## How to complete this task
Tally up the lines below that include the word "JSON". Answer with the number alone.

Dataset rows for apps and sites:
===

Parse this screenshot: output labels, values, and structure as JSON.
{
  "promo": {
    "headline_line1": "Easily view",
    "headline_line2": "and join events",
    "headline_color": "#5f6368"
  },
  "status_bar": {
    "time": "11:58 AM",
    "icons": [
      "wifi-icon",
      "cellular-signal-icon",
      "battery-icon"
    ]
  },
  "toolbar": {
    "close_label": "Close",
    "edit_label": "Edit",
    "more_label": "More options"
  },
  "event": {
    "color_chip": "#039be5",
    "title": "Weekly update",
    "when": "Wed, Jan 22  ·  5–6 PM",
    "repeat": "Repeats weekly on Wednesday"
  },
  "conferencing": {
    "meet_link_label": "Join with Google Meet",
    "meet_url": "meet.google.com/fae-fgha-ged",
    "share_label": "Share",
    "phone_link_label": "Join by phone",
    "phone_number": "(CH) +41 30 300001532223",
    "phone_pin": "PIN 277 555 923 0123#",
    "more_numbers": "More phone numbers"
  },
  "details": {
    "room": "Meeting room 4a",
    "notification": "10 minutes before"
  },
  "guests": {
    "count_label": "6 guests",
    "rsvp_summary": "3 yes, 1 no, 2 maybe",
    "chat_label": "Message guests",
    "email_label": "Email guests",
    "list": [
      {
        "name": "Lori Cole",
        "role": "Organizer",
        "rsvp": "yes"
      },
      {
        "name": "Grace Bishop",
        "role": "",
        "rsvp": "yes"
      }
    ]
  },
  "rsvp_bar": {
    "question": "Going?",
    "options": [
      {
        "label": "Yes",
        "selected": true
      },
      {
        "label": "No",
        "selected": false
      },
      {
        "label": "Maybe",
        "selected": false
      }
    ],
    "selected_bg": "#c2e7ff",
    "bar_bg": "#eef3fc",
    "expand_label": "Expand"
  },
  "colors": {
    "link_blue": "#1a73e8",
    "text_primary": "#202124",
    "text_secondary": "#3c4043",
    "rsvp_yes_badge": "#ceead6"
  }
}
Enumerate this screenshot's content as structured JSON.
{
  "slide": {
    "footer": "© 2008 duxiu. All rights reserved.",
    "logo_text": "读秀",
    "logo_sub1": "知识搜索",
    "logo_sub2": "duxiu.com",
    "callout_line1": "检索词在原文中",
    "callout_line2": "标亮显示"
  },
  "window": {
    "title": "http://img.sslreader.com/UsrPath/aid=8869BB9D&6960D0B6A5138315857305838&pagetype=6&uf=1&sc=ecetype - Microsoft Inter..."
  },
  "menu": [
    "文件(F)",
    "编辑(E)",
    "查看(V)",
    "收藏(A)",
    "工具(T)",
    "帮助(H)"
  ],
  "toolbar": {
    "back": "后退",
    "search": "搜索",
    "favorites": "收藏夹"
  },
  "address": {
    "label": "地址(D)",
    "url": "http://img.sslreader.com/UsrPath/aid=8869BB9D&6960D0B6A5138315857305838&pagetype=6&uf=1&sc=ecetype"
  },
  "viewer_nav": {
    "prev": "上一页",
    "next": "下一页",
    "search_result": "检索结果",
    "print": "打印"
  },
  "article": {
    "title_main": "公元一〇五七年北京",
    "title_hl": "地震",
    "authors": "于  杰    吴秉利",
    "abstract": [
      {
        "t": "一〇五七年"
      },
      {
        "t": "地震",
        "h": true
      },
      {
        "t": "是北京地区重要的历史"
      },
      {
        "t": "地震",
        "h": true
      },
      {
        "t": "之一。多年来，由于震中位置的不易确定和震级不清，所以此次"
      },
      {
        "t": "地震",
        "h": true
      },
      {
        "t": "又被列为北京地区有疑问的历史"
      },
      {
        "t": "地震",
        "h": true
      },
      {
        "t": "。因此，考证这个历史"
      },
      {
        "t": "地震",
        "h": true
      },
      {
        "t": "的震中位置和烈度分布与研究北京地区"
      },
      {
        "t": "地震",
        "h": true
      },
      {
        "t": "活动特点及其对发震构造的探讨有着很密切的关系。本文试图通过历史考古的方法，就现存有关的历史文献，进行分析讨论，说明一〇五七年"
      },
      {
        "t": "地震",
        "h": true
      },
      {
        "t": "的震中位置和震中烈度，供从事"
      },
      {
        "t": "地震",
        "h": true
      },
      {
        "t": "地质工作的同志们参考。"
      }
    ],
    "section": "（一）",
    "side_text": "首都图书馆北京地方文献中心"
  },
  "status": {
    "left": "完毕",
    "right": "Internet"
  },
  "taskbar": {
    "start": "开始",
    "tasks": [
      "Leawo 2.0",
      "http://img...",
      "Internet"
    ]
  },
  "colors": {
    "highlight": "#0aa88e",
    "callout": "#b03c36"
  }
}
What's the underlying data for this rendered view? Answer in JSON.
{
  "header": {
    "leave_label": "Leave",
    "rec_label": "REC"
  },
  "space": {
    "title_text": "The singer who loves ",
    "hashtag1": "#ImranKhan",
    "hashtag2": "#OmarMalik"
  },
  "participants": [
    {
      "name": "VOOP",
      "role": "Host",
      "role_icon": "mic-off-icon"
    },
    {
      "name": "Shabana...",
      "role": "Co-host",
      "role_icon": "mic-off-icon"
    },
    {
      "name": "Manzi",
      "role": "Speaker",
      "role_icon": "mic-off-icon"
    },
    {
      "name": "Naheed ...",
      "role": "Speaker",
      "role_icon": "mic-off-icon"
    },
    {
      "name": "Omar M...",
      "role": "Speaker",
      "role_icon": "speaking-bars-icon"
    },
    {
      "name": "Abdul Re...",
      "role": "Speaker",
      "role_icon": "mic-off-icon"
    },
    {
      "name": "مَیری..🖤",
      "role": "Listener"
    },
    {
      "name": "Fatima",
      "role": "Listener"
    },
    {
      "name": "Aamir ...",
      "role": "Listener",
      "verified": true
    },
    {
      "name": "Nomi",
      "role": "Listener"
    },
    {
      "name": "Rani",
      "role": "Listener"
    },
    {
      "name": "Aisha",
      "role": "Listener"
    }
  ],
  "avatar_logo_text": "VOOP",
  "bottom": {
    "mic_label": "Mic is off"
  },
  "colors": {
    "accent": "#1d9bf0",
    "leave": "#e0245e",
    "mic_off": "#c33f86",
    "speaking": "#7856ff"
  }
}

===

## Task solution
3